Work task
Please return each entry exactly as it appears, but not the pictures.

---+---

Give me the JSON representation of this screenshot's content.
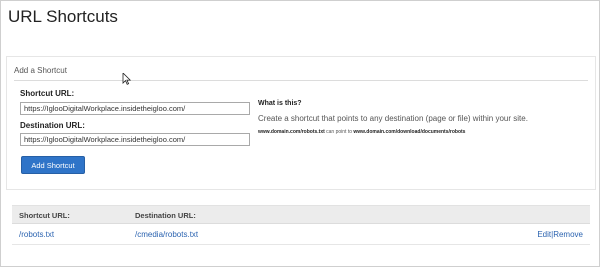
{
  "page": {
    "title": "URL Shortcuts"
  },
  "add_section": {
    "header": "Add a Shortcut",
    "shortcut_label": "Shortcut URL:",
    "shortcut_value": "https://IglooDigitalWorkplace.insidetheigloo.com/",
    "destination_label": "Destination URL:",
    "destination_value": "https://IglooDigitalWorkplace.insidetheigloo.com/",
    "submit_label": "Add Shortcut"
  },
  "help": {
    "title": "What is this?",
    "text": "Create a shortcut that points to any destination (page or file) within your site.",
    "example_source": "www.domain.com/robots.txt",
    "example_joiner": "can point to",
    "example_target": "www.domain.com/download/documents/robots"
  },
  "table": {
    "columns": [
      "Shortcut URL:",
      "Destination URL:"
    ],
    "rows": [
      {
        "shortcut": "/robots.txt",
        "destination": "/cmedia/robots.txt",
        "edit_label": "Edit",
        "separator": "|",
        "remove_label": "Remove"
      }
    ]
  },
  "colors": {
    "accent": "#2f74c8",
    "link": "#2b63b0",
    "header_bg": "#ececec"
  },
  "icons": {
    "cursor": "mouse-pointer-icon"
  }
}
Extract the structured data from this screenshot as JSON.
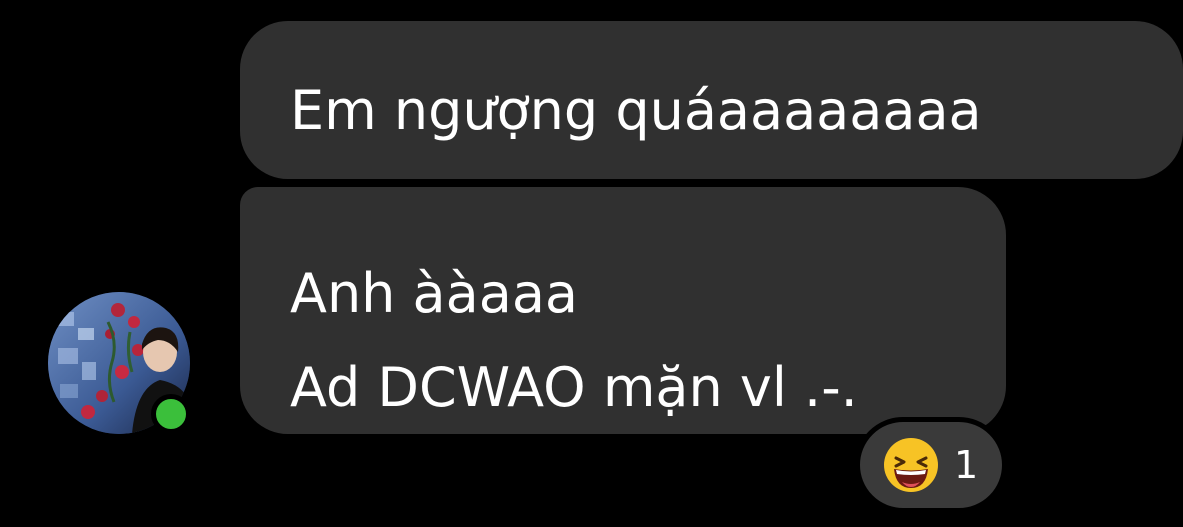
{
  "messages": [
    {
      "lines": [
        "Em ngượng quáaaaaaaaa"
      ]
    },
    {
      "lines": [
        "Anh ààaaa",
        "Ad DCWAO mặn vl .-."
      ]
    }
  ],
  "reaction": {
    "emoji": "laughing-face-icon",
    "count": "1"
  },
  "avatar": {
    "online": true
  },
  "colors": {
    "background": "#000000",
    "bubble": "#303030",
    "online": "#3bbf3b",
    "reaction_pill": "#3a3a3a"
  }
}
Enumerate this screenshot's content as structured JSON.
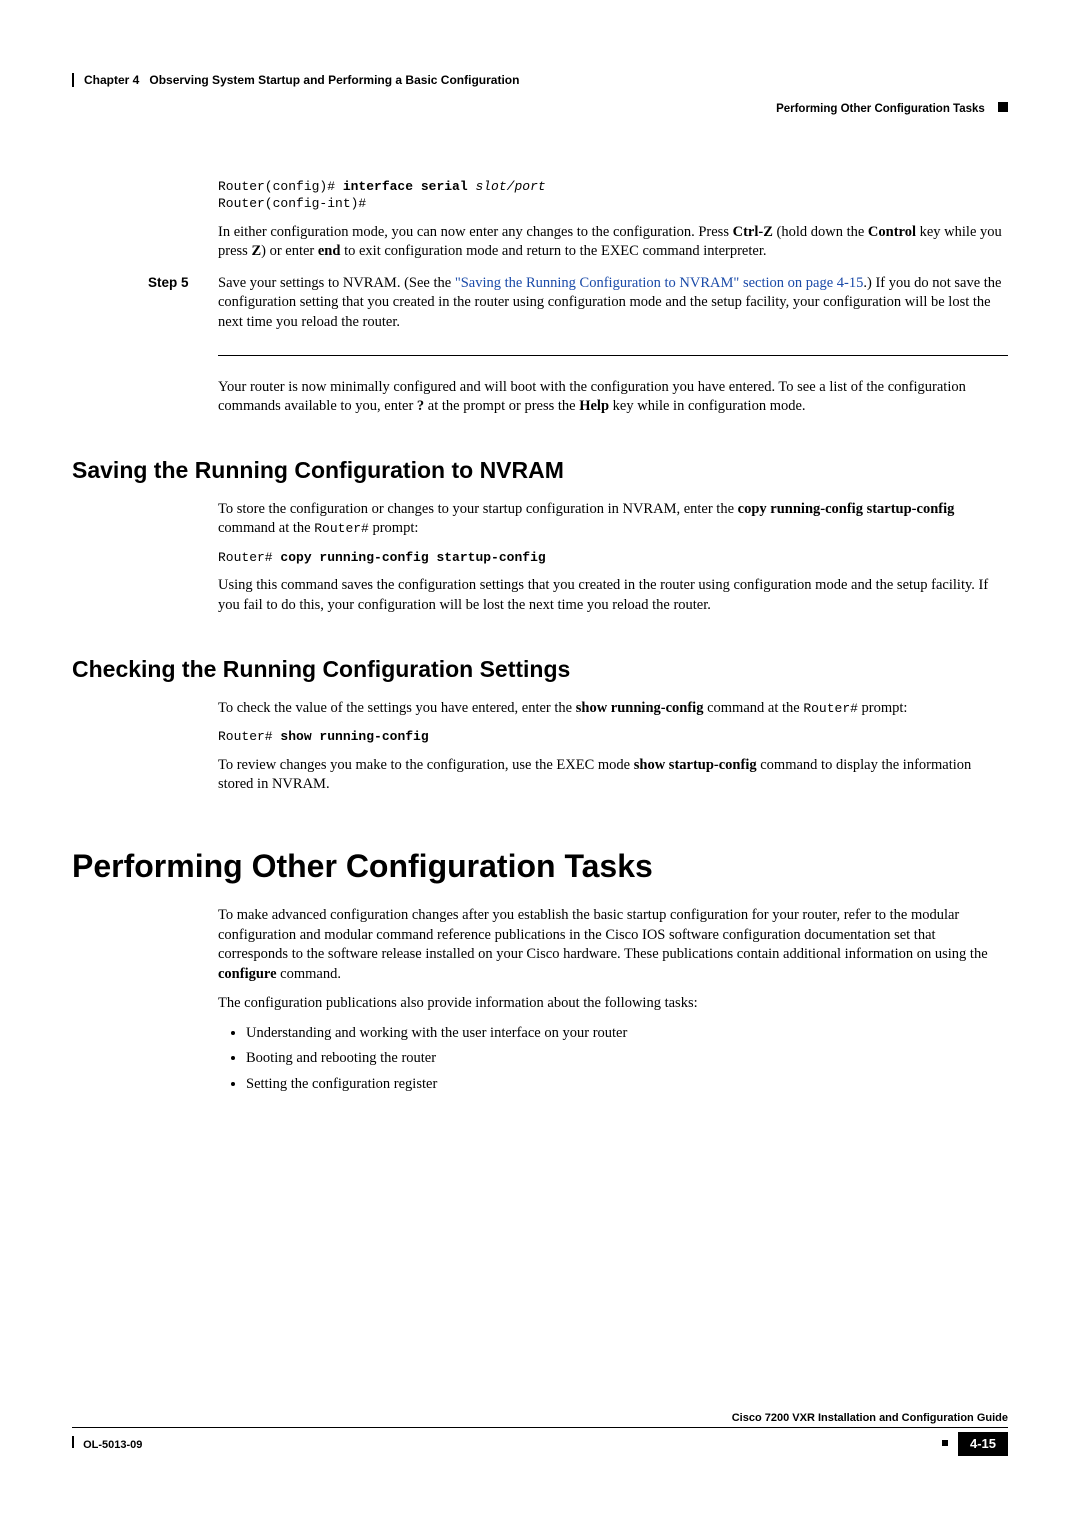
{
  "header": {
    "chapter_label": "Chapter 4",
    "chapter_title": "Observing System Startup and Performing a Basic Configuration",
    "section_title": "Performing Other Configuration Tasks"
  },
  "code1": {
    "prompt1": "Router(config)# ",
    "cmd1": "interface serial",
    "arg1": " slot/port",
    "prompt2": "Router(config-int)#"
  },
  "para1_a": "In either configuration mode, you can now enter any changes to the configuration. Press ",
  "para1_b": "Ctrl-Z",
  "para1_c": " (hold down the ",
  "para1_d": "Control",
  "para1_e": " key while you press ",
  "para1_f": "Z",
  "para1_g": ") or enter ",
  "para1_h": "end",
  "para1_i": " to exit configuration mode and return to the EXEC command interpreter.",
  "step5": {
    "label": "Step 5",
    "a": "Save your settings to NVRAM. (See the ",
    "link": "\"Saving the Running Configuration to NVRAM\" section on page 4-15",
    "b": ".) If you do not save the configuration setting that you created in the router using configuration mode and the setup facility, your configuration will be lost the next time you reload the router."
  },
  "para2_a": "Your router is now minimally configured and will boot with the configuration you have entered. To see a list of the configuration commands available to you, enter ",
  "para2_b": "?",
  "para2_c": " at the prompt or press the ",
  "para2_d": "Help",
  "para2_e": " key while in configuration mode.",
  "h2_1": "Saving the Running Configuration to NVRAM",
  "p_nvram_a": "To store the configuration or changes to your startup configuration in NVRAM, enter the ",
  "p_nvram_b": "copy running-config startup-config",
  "p_nvram_c": " command at the ",
  "p_nvram_prompt": "Router#",
  "p_nvram_d": " prompt:",
  "code_nvram_prompt": "Router# ",
  "code_nvram_cmd": "copy running-config startup-config",
  "p_nvram2": "Using this command saves the configuration settings that you created in the router using configuration mode and the setup facility. If you fail to do this, your configuration will be lost the next time you reload the router.",
  "h2_2": "Checking the Running Configuration Settings",
  "p_check_a": "To check the value of the settings you have entered, enter the ",
  "p_check_b": "show running-config",
  "p_check_c": " command at the ",
  "p_check_prompt": "Router#",
  "p_check_d": " prompt:",
  "code_check_prompt": "Router# ",
  "code_check_cmd": "show running-config",
  "p_check2_a": "To review changes you make to the configuration, use the EXEC mode ",
  "p_check2_b": "show startup-config",
  "p_check2_c": " command to display the information stored in NVRAM.",
  "h1": "Performing Other Configuration Tasks",
  "p_other_a": "To make advanced configuration changes after you establish the basic startup configuration for your router, refer to the modular configuration and modular command reference publications in the Cisco IOS software configuration documentation set that corresponds to the software release installed on your Cisco hardware. These publications contain additional information on using the ",
  "p_other_b": "configure",
  "p_other_c": " command.",
  "p_other2": "The configuration publications also provide information about the following tasks:",
  "bullets": [
    "Understanding and working with the user interface on your router",
    "Booting and rebooting the router",
    "Setting the configuration register"
  ],
  "footer": {
    "guide": "Cisco 7200 VXR Installation and Configuration Guide",
    "docnum": "OL-5013-09",
    "page": "4-15"
  }
}
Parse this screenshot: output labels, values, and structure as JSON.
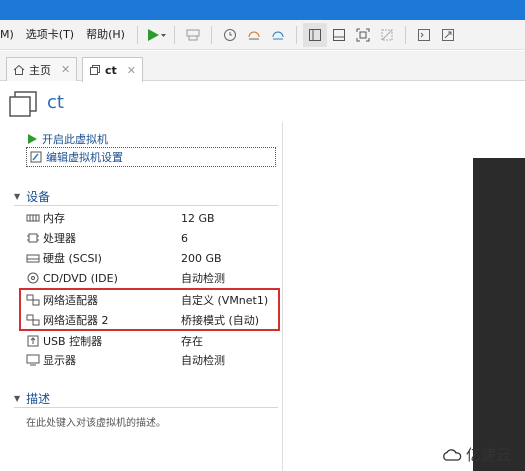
{
  "menu": {
    "items": [
      "M)",
      "选项卡(T)",
      "帮助(H)"
    ]
  },
  "tabs": [
    {
      "label": "主页"
    },
    {
      "label": "ct"
    }
  ],
  "vm": {
    "name": "ct"
  },
  "actions": {
    "power_on": "开启此虚拟机",
    "edit_settings": "编辑虚拟机设置"
  },
  "devices_section": {
    "title": "设备"
  },
  "devices": [
    {
      "name": "内存",
      "value": "12 GB",
      "icon": "memory-icon"
    },
    {
      "name": "处理器",
      "value": "6",
      "icon": "cpu-icon"
    },
    {
      "name": "硬盘 (SCSI)",
      "value": "200 GB",
      "icon": "harddisk-icon"
    },
    {
      "name": "CD/DVD (IDE)",
      "value": "自动检测",
      "icon": "cd-icon"
    },
    {
      "name": "网络适配器",
      "value": "自定义 (VMnet1)",
      "icon": "network-icon"
    },
    {
      "name": "网络适配器 2",
      "value": "桥接模式 (自动)",
      "icon": "network-icon"
    },
    {
      "name": "USB 控制器",
      "value": "存在",
      "icon": "usb-icon"
    },
    {
      "name": "显示器",
      "value": "自动检测",
      "icon": "display-icon"
    }
  ],
  "description_section": {
    "title": "描述",
    "placeholder": "在此处键入对该虚拟机的描述。"
  },
  "watermark": {
    "text": "亿速云"
  },
  "colors": {
    "titlebar": "#1e78d7",
    "link": "#1a4e8f",
    "highlight": "#d32f2f",
    "play": "#2e9b2e"
  }
}
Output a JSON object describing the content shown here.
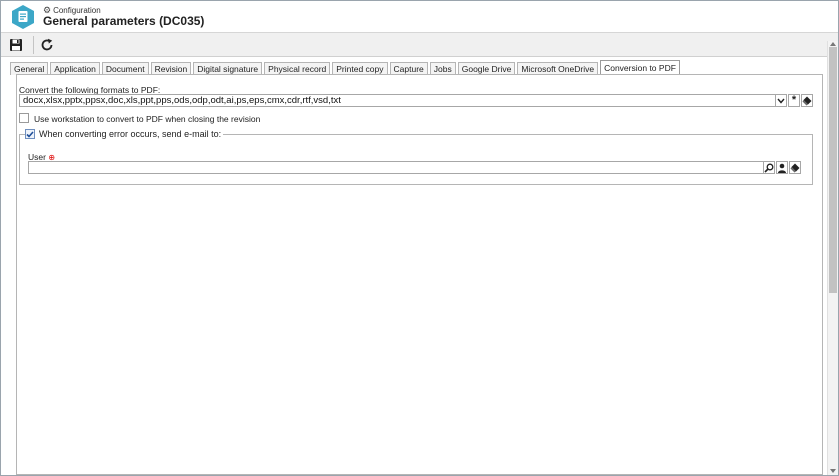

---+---

Reply to the exercise
Give me the JSON representation of this screenshot's content.
{
  "page": {
    "title": "URL Shortcuts"
  },
  "add_section": {
    "header": "Add a Shortcut",
    "shortcut_label": "Shortcut URL:",
    "shortcut_value": "https://IglooDigitalWorkplace.insidetheigloo.com/",
    "destination_label": "Destination URL:",
    "destination_value": "https://IglooDigitalWorkplace.insidetheigloo.com/",
    "submit_label": "Add Shortcut"
  },
  "help": {
    "title": "What is this?",
    "text": "Create a shortcut that points to any destination (page or file) within your site.",
    "example_source": "www.domain.com/robots.txt",
    "example_joiner": "can point to",
    "example_target": "www.domain.com/download/documents/robots"
  },
  "table": {
    "columns": [
      "Shortcut URL:",
      "Destination URL:"
    ],
    "rows": [
      {
        "shortcut": "/robots.txt",
        "destination": "/cmedia/robots.txt",
        "edit_label": "Edit",
        "separator": "|",
        "remove_label": "Remove"
      }
    ]
  },
  "colors": {
    "accent": "#2f74c8",
    "link": "#2b63b0",
    "header_bg": "#ececec"
  },
  "icons": {
    "cursor": "mouse-pointer-icon"
  }
}
Extract the structured data from this screenshot as JSON.
{
  "messages": [
    {
      "lines": [
        "Em ngượng quáaaaaaaaa"
      ]
    },
    {
      "lines": [
        "Anh ààaaa",
        "Ad DCWAO mặn vl .-."
      ]
    }
  ],
  "reaction": {
    "emoji": "laughing-face-icon",
    "count": "1"
  },
  "avatar": {
    "online": true
  },
  "colors": {
    "background": "#000000",
    "bubble": "#303030",
    "online": "#3bbf3b",
    "reaction_pill": "#3a3a3a"
  }
}
Enumerate this screenshot's content as structured JSON.
{
  "header": {
    "chapter_label": "Chapter 4",
    "chapter_title": "Observing System Startup and Performing a Basic Configuration",
    "section_title": "Performing Other Configuration Tasks"
  },
  "code1": {
    "prompt1": "Router(config)# ",
    "cmd1": "interface serial",
    "arg1": " slot/port",
    "prompt2": "Router(config-int)#"
  },
  "para1_a": "In either configuration mode, you can now enter any changes to the configuration. Press ",
  "para1_b": "Ctrl-Z",
  "para1_c": " (hold down the ",
  "para1_d": "Control",
  "para1_e": " key while you press ",
  "para1_f": "Z",
  "para1_g": ") or enter ",
  "para1_h": "end",
  "para1_i": " to exit configuration mode and return to the EXEC command interpreter.",
  "step5": {
    "label": "Step 5",
    "a": "Save your settings to NVRAM. (See the ",
    "link": "\"Saving the Running Configuration to NVRAM\" section on page 4-15",
    "b": ".) If you do not save the configuration setting that you created in the router using configuration mode and the setup facility, your configuration will be lost the next time you reload the router."
  },
  "para2_a": "Your router is now minimally configured and will boot with the configuration you have entered. To see a list of the configuration commands available to you, enter ",
  "para2_b": "?",
  "para2_c": " at the prompt or press the ",
  "para2_d": "Help",
  "para2_e": " key while in configuration mode.",
  "h2_1": "Saving the Running Configuration to NVRAM",
  "p_nvram_a": "To store the configuration or changes to your startup configuration in NVRAM, enter the ",
  "p_nvram_b": "copy running-config startup-config",
  "p_nvram_c": " command at the ",
  "p_nvram_prompt": "Router#",
  "p_nvram_d": " prompt:",
  "code_nvram_prompt": "Router# ",
  "code_nvram_cmd": "copy running-config startup-config",
  "p_nvram2": "Using this command saves the configuration settings that you created in the router using configuration mode and the setup facility. If you fail to do this, your configuration will be lost the next time you reload the router.",
  "h2_2": "Checking the Running Configuration Settings",
  "p_check_a": "To check the value of the settings you have entered, enter the ",
  "p_check_b": "show running-config",
  "p_check_c": " command at the ",
  "p_check_prompt": "Router#",
  "p_check_d": " prompt:",
  "code_check_prompt": "Router# ",
  "code_check_cmd": "show running-config",
  "p_check2_a": "To review changes you make to the configuration, use the EXEC mode ",
  "p_check2_b": "show startup-config",
  "p_check2_c": " command to display the information stored in NVRAM.",
  "h1": "Performing Other Configuration Tasks",
  "p_other_a": "To make advanced configuration changes after you establish the basic startup configuration for your router, refer to the modular configuration and modular command reference publications in the Cisco IOS software configuration documentation set that corresponds to the software release installed on your Cisco hardware. These publications contain additional information on using the ",
  "p_other_b": "configure",
  "p_other_c": " command.",
  "p_other2": "The configuration publications also provide information about the following tasks:",
  "bullets": [
    "Understanding and working with the user interface on your router",
    "Booting and rebooting the router",
    "Setting the configuration register"
  ],
  "footer": {
    "guide": "Cisco 7200 VXR Installation and Configuration Guide",
    "docnum": "OL-5013-09",
    "page": "4-15"
  }
}
Parse this screenshot: output labels, values, and structure as JSON.
{
  "menu": {
    "items": [
      "M)",
      "选项卡(T)",
      "帮助(H)"
    ]
  },
  "tabs": [
    {
      "label": "主页"
    },
    {
      "label": "ct"
    }
  ],
  "vm": {
    "name": "ct"
  },
  "actions": {
    "power_on": "开启此虚拟机",
    "edit_settings": "编辑虚拟机设置"
  },
  "devices_section": {
    "title": "设备"
  },
  "devices": [
    {
      "name": "内存",
      "value": "12 GB",
      "icon": "memory-icon"
    },
    {
      "name": "处理器",
      "value": "6",
      "icon": "cpu-icon"
    },
    {
      "name": "硬盘 (SCSI)",
      "value": "200 GB",
      "icon": "harddisk-icon"
    },
    {
      "name": "CD/DVD (IDE)",
      "value": "自动检测",
      "icon": "cd-icon"
    },
    {
      "name": "网络适配器",
      "value": "自定义 (VMnet1)",
      "icon": "network-icon"
    },
    {
      "name": "网络适配器 2",
      "value": "桥接模式 (自动)",
      "icon": "network-icon"
    },
    {
      "name": "USB 控制器",
      "value": "存在",
      "icon": "usb-icon"
    },
    {
      "name": "显示器",
      "value": "自动检测",
      "icon": "display-icon"
    }
  ],
  "description_section": {
    "title": "描述",
    "placeholder": "在此处键入对该虚拟机的描述。"
  },
  "watermark": {
    "text": "亿速云"
  },
  "colors": {
    "titlebar": "#1e78d7",
    "link": "#1a4e8f",
    "highlight": "#d32f2f",
    "play": "#2e9b2e"
  }
}
Output a JSON object describing the content shown here.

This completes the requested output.